Data about app and page elements:
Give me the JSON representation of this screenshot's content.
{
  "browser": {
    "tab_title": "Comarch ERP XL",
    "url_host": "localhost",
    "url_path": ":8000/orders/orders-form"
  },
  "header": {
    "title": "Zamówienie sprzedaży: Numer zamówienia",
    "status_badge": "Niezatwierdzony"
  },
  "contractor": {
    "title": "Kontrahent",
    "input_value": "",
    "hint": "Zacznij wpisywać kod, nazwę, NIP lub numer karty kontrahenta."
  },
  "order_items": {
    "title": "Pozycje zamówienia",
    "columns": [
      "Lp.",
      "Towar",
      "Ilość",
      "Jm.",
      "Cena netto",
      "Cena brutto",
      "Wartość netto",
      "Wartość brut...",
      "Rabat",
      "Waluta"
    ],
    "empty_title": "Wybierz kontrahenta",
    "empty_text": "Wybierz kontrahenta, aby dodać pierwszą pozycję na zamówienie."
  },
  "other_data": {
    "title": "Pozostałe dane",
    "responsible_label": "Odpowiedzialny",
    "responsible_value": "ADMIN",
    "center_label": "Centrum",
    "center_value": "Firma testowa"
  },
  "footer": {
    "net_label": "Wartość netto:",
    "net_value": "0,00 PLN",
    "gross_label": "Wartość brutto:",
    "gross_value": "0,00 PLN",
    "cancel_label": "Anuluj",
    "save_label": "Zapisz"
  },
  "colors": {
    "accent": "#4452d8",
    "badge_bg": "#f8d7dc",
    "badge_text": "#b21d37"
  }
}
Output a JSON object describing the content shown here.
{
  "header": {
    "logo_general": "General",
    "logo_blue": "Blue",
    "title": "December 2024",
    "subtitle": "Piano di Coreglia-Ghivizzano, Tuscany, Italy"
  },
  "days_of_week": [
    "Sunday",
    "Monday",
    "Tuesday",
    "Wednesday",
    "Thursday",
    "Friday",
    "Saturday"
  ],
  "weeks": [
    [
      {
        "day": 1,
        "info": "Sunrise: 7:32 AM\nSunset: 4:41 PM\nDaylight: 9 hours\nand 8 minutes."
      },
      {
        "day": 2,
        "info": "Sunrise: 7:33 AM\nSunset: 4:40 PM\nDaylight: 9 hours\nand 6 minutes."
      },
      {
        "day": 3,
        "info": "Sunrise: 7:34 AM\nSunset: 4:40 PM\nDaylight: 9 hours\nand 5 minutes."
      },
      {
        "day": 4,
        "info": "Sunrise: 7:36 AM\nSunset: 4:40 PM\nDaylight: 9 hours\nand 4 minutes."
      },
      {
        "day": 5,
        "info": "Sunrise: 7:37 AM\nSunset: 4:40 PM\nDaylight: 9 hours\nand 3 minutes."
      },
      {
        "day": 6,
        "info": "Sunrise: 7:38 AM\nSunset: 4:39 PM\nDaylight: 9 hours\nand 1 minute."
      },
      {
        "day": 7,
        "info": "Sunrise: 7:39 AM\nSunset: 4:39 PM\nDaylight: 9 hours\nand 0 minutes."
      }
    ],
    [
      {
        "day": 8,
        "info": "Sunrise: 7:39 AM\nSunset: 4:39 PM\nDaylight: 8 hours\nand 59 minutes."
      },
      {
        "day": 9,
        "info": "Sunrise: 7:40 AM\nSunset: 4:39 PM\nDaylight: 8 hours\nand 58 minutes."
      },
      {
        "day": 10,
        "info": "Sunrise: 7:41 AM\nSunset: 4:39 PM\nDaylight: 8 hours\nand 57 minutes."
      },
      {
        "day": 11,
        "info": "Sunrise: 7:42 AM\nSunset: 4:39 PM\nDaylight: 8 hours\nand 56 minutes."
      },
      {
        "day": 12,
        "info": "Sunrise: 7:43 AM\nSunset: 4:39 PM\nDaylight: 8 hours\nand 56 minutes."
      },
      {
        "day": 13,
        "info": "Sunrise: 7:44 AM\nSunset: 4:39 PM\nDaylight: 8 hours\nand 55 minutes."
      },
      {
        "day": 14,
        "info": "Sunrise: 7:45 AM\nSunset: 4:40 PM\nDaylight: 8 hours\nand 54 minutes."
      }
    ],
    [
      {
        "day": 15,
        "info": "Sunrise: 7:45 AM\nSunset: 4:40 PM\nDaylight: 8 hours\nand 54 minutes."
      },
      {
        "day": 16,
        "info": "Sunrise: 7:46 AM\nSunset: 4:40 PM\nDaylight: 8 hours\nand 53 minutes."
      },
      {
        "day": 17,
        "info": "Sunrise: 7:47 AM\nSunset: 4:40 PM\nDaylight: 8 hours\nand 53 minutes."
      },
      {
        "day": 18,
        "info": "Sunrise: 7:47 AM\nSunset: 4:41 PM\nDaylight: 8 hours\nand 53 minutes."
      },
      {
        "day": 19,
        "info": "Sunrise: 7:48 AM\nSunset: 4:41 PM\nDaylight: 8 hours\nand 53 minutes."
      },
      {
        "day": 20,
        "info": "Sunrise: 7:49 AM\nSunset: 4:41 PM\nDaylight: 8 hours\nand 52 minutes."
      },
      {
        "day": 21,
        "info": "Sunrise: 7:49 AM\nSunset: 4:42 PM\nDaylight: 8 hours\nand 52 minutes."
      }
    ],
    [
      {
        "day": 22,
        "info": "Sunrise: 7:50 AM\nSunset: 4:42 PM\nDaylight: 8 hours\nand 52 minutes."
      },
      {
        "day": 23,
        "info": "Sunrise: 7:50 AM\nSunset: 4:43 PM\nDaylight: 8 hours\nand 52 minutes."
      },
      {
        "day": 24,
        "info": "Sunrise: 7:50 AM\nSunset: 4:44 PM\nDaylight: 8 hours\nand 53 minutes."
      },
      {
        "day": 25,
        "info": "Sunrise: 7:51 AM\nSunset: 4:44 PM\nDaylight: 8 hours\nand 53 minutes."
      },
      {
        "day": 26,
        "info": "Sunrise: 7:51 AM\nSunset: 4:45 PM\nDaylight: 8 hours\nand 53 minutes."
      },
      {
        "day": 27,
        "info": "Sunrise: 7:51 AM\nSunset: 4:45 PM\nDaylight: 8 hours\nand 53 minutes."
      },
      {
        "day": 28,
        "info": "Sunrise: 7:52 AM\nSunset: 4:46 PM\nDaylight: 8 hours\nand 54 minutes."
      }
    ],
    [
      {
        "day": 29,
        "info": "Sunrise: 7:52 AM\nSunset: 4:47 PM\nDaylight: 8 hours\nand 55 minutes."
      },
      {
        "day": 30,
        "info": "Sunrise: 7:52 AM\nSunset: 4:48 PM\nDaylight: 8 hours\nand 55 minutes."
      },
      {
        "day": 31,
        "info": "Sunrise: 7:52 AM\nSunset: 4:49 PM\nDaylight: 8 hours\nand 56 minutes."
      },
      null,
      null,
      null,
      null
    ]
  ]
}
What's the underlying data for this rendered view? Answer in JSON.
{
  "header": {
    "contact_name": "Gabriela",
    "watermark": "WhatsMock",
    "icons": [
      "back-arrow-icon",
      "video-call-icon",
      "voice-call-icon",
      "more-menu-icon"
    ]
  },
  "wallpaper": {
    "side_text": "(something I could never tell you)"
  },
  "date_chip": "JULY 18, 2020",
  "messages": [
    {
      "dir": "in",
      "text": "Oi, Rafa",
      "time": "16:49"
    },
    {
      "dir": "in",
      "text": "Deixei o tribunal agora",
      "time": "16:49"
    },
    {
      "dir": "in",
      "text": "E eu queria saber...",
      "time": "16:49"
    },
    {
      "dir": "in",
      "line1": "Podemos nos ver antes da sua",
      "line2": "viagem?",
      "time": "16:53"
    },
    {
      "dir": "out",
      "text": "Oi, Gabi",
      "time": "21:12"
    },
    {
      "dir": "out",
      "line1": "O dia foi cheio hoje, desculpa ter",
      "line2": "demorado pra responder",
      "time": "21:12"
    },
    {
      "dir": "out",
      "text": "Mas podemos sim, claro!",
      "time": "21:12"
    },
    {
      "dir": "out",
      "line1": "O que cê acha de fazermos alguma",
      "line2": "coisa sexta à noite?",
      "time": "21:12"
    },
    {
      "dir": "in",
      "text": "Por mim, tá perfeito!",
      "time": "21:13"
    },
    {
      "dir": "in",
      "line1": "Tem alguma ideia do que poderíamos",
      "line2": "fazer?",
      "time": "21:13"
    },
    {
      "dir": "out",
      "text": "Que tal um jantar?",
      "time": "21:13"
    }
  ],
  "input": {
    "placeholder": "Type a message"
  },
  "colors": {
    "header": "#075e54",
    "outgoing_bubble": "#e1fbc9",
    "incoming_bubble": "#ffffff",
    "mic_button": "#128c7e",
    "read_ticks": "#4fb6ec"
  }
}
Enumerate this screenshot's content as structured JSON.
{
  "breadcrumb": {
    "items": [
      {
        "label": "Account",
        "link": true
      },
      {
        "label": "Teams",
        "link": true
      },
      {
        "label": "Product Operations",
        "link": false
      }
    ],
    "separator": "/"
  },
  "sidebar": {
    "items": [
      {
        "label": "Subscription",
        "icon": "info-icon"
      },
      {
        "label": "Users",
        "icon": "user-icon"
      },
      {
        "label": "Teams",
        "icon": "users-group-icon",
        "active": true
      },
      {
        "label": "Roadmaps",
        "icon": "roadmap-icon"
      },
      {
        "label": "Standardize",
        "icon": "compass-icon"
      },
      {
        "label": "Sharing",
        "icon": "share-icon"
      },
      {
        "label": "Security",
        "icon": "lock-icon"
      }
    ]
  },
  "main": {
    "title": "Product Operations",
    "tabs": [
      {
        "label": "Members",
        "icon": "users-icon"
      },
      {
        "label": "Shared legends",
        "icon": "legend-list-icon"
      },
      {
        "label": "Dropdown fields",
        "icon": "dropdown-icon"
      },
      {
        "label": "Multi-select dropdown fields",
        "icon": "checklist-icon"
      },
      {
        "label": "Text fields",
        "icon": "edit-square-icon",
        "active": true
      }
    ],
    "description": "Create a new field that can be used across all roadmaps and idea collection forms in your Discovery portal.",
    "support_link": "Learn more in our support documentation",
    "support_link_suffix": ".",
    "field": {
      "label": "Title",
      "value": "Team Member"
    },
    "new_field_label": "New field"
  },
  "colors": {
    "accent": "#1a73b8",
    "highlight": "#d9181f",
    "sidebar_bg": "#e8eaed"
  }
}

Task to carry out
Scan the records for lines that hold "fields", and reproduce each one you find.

Your response
        "label": "Dropdown fields",
        "label": "Multi-select dropdown fields",
        "label": "Text fields",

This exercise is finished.